The program that night consisted of twelve pieces presented in two equal parts. As Dwight indicated, a symphony movement and three overtures were included. There were three dances, and a potpourri was revived, representing the return of these two genres to the Germania’s subscription concerts in Boston. A song by local composer Thomas Comer was premiered, and the assisting pianist played Mendelssohn’s relatively flamboyant “Rondo Brillante.” In its general format, this program is typical of the “light” concerts added that season: twelve selections, with overtures opening each half, three dances, and opera excerpts for instrumentalists or guest vocalist. Virtuosic showpieces filled out the rest, with the occasional inclusion of a movement from a lengthy, serious work.
The first program for “the rival party” differed greatly. It consisted of only five pieces: a symphony, two concerti, and two overtures.
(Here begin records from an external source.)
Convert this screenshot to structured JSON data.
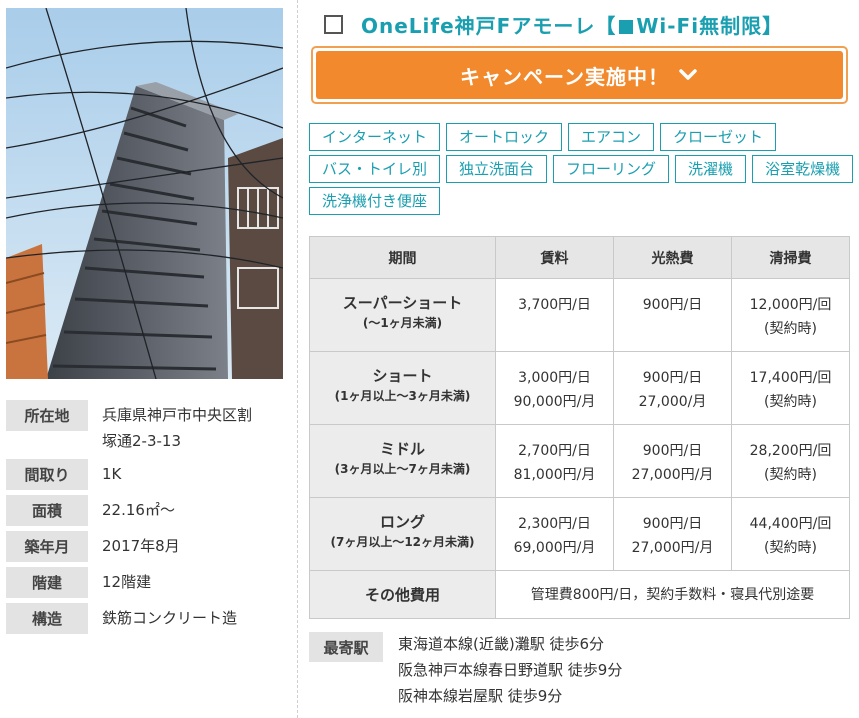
{
  "property": {
    "title_prefix": "OneLife神戸Fアモーレ【",
    "title_suffix": "Wi-Fi無制限】",
    "campaign_label": "キャンペーン実施中！"
  },
  "photo": {
    "icon": "building-photo"
  },
  "spec": [
    {
      "label": "所在地",
      "value": "兵庫県神戸市中央区割\n塚通2-3-13"
    },
    {
      "label": "間取り",
      "value": "1K"
    },
    {
      "label": "面積",
      "value": "22.16㎡～"
    },
    {
      "label": "築年月",
      "value": "2017年8月"
    },
    {
      "label": "階建",
      "value": "12階建"
    },
    {
      "label": "構造",
      "value": "鉄筋コンクリート造"
    }
  ],
  "tags": [
    "インターネット",
    "オートロック",
    "エアコン",
    "クローゼット",
    "バス・トイレ別",
    "独立洗面台",
    "フローリング",
    "洗濯機",
    "浴室乾燥機",
    "洗浄機付き便座"
  ],
  "price_table": {
    "headers": [
      "期間",
      "賃料",
      "光熱費",
      "清掃費"
    ],
    "rows": [
      {
        "name": "スーパーショート",
        "sub": "(～1ヶ月未満)",
        "rent": "3,700円/日",
        "utility": "900円/日",
        "cleaning": "12,000円/回\n(契約時)"
      },
      {
        "name": "ショート",
        "sub": "(1ヶ月以上～3ヶ月未満)",
        "rent": "3,000円/日\n90,000円/月",
        "utility": "900円/日\n27,000/月",
        "cleaning": "17,400円/回\n(契約時)"
      },
      {
        "name": "ミドル",
        "sub": "(3ヶ月以上～7ヶ月未満)",
        "rent": "2,700円/日\n81,000円/月",
        "utility": "900円/日\n27,000円/月",
        "cleaning": "28,200円/回\n(契約時)"
      },
      {
        "name": "ロング",
        "sub": "(7ヶ月以上～12ヶ月未満)",
        "rent": "2,300円/日\n69,000円/月",
        "utility": "900円/日\n27,000円/月",
        "cleaning": "44,400円/回\n(契約時)"
      }
    ],
    "other_label": "その他費用",
    "other_value": "管理費800円/日，契約手数料・寝具代別途要"
  },
  "station": {
    "label": "最寄駅",
    "lines": [
      "東海道本線(近畿)灘駅 徒歩6分",
      "阪急神戸本線春日野道駅 徒歩9分",
      "阪神本線岩屋駅 徒歩9分"
    ]
  },
  "colors": {
    "accent": "#1a9fb0",
    "campaign": "#f28a2d",
    "label_bg": "#e3e3e3"
  }
}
The overture to Medea may have been a Boston premiere; Beethoven’s Concerto No. 4 certainly was. “A purer and a richer programme never was presented to an American audience,” commented Dwight. Beethoven’s Seventh Symphony and the Mendelssohn Violin Concerto, performed by Wilhelm Schultze, were particularly well done. The next two “classical” concerts followed a similar format: each one featured an entire symphony, a piano concerto, and one or two overtures. Of the sixteen selections total, only one, an aria from Der Freischütz, required a vocalist. With the exception of Cherubini’s Overture, the programs consisted entirely of German and Austrian composers. Beethoven and Mendelssohn account for five selections each, or nearly two-thirds of the repertory. Two works each by Mozart and Weber, and one by Schumann, made up the remainder.
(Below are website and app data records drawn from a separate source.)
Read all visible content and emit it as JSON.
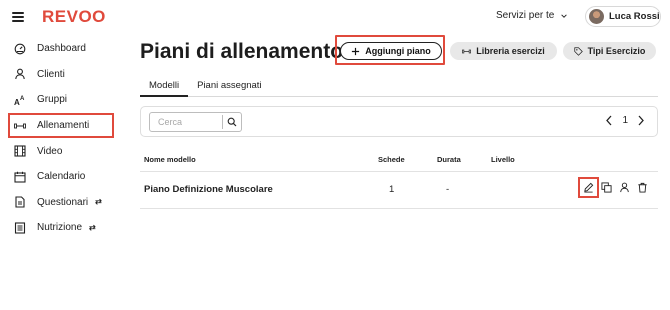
{
  "app": {
    "logo": "REVOO",
    "brand_color": "#e04a3c"
  },
  "topbar": {
    "services_label": "Servizi per te",
    "user_name": "Luca Rossi"
  },
  "sidebar": {
    "items": [
      {
        "label": "Dashboard",
        "icon": "dashboard-icon"
      },
      {
        "label": "Clienti",
        "icon": "user-icon"
      },
      {
        "label": "Gruppi",
        "icon": "group-icon"
      },
      {
        "label": "Allenamenti",
        "icon": "dumbbell-icon",
        "active": true
      },
      {
        "label": "Video",
        "icon": "film-icon"
      },
      {
        "label": "Calendario",
        "icon": "calendar-icon"
      },
      {
        "label": "Questionari",
        "icon": "document-icon",
        "tag": "⇄"
      },
      {
        "label": "Nutrizione",
        "icon": "notebook-icon",
        "tag": "⇄"
      }
    ]
  },
  "header": {
    "title": "Piani di allenamento",
    "add_label": "Aggiungi piano",
    "library_label": "Libreria esercizi",
    "types_label": "Tipi Esercizio"
  },
  "tabs": [
    {
      "label": "Modelli",
      "active": true
    },
    {
      "label": "Piani assegnati",
      "active": false
    }
  ],
  "toolbar": {
    "search_placeholder": "Cerca",
    "search_value": "",
    "page": "1"
  },
  "table": {
    "columns": [
      "Nome modello",
      "Schede",
      "Durata",
      "Livello"
    ],
    "rows": [
      {
        "name": "Piano Definizione Muscolare",
        "schede": "1",
        "durata": "-",
        "livello": ""
      }
    ]
  }
}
While the Germanians carried out their innovations, Dwight began to articulate his own ideas on concert programming. It was a topic that had interested others in his circle for several years. Margaret Fuller, for instance, had “called on concert directors to arrange carefully the genres of music to be performed, with attention to the balance to be achieved as well as the effect on the listeners.” In his review of the Germania’s “Extra Concert” on January 14, Dwight made several observations about the relationship of individual works to the event as a whole. Le Désert was featured in the concert’s second half, but the first part seemed haphazardly planned. A chorus from Elijah was well done, but should not have followed Aptommas’s harp solo. Spohr’s song, “The Huntsman, Soldier & Sailor,” on the other hand, “was over before we could begin to make out what was the amount of it.” In conclusion, Dwight proposed that “miscellaneous programme-making should be more a work of art.”
Good Music for a Free People by Nancy Newman is available now from your favourite bookseller.